My house; a breakfast room, a kitchen, a freaky little cubbyroom hidden underneath the breakfast room that the owner of the house had built for her 13-year old son whom she lovingly calls 'her little sausage', my small bedroom and my small empty studio. (I'm still very patiently waiting for my flippin boxes to be released from the sodding Rotterdamn Harbour.) There are 3 other rooms in this house and they're yet to be occupied by tenants. My agency had this funny idea that the rooms should be let for £130 per week, plus bills. Hmmmyeah uhuh. Like that's ever going to happen with the Credit Crunch slowly but surely taking it's toll. The kind of people the agency is aiming for cannot be arsed living in this part of town anyway. If it wasn't for the deal I made with the owner of the house I wouldn't be living here, not for that kind of money anyway. I live in Peckham Rye, a pretty ghettoass neighborhood (and a place everybody seems to dislike) in South East London. I really do love living in this part of London, but that's another story. This house is the exception to the rule tho; it's hidden behind two gates, by a Georgian semi-green courtyard with palmtrees and a picknick table where no-one's supposed to throw parties as several gnomes were bashed last year. Oh, the audacity.

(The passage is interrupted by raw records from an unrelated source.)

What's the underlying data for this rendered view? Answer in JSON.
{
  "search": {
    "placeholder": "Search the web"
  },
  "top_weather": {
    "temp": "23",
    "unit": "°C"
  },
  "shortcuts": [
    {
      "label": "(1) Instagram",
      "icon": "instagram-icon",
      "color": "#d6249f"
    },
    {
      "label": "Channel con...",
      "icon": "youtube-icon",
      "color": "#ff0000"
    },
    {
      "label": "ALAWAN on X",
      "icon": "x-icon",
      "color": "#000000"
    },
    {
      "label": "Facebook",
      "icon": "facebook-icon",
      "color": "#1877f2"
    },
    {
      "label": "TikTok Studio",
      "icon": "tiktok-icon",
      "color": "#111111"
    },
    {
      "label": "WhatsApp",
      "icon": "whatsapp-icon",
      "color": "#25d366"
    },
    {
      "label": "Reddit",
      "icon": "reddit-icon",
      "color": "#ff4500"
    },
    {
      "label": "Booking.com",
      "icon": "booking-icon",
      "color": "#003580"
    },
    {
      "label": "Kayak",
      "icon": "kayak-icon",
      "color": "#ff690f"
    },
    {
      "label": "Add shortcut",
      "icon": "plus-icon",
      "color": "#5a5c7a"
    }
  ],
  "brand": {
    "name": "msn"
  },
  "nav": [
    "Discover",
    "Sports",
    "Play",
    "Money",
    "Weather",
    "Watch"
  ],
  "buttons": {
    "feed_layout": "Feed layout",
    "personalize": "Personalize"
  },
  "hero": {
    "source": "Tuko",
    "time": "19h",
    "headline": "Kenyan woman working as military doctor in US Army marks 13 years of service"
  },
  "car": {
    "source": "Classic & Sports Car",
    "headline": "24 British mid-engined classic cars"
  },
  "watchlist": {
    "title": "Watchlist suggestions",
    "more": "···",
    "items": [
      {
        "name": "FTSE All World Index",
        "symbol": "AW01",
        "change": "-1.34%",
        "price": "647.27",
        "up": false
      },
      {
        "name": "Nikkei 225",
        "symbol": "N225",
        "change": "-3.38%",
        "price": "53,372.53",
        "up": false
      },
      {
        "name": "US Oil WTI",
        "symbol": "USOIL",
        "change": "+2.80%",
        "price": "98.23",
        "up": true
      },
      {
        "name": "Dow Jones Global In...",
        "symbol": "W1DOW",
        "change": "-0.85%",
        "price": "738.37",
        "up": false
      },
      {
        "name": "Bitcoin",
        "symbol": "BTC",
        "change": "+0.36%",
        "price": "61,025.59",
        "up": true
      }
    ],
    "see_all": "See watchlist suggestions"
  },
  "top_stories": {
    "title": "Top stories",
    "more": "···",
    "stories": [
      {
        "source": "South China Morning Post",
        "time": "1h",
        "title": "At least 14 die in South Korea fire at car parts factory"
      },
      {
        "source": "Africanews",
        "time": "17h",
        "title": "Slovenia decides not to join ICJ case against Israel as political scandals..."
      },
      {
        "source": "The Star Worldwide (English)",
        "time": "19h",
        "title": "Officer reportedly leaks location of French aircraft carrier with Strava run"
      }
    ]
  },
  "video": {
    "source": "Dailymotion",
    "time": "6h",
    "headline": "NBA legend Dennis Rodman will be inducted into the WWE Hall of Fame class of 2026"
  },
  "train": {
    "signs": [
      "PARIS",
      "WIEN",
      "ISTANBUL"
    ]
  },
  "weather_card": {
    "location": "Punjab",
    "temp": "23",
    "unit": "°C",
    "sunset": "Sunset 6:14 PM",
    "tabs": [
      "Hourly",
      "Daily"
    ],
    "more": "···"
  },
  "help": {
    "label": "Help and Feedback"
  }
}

Sunday, 14 September 2008
Right. I got requests to keep you up to date and so I've set up this blog to tell you about my ventures, fuckups and experiences. And perhaps in the future I'll spill a thing or two about my whereabouts and academic achievements, after all I did move to London to get a degree. I'll see where this ranting page leads to and how long it'll last. It's much easier than sending emails and making phone calls or sending texts with a creditless phone. Either way I'll try not to neglect you like I did when I lived in New Zealand. So, I suppose that now that the blog stands, it's official; I really live in London. (Or maybe it's a sign that I finally have noteworthy things to tell you, who knows.)Thank you all so much for the enthusiastic emails that I got from you. A girl needs to know who her true friends are! Just kidding, even though I have completely fallen in love with London (again), none of you are forgotten. Moving to London was my next big mini-step. Luckily, so far everything has been going well, however your kind words are much appreciated and really have contributed to settling in here. Take care, I'll be ranting soon.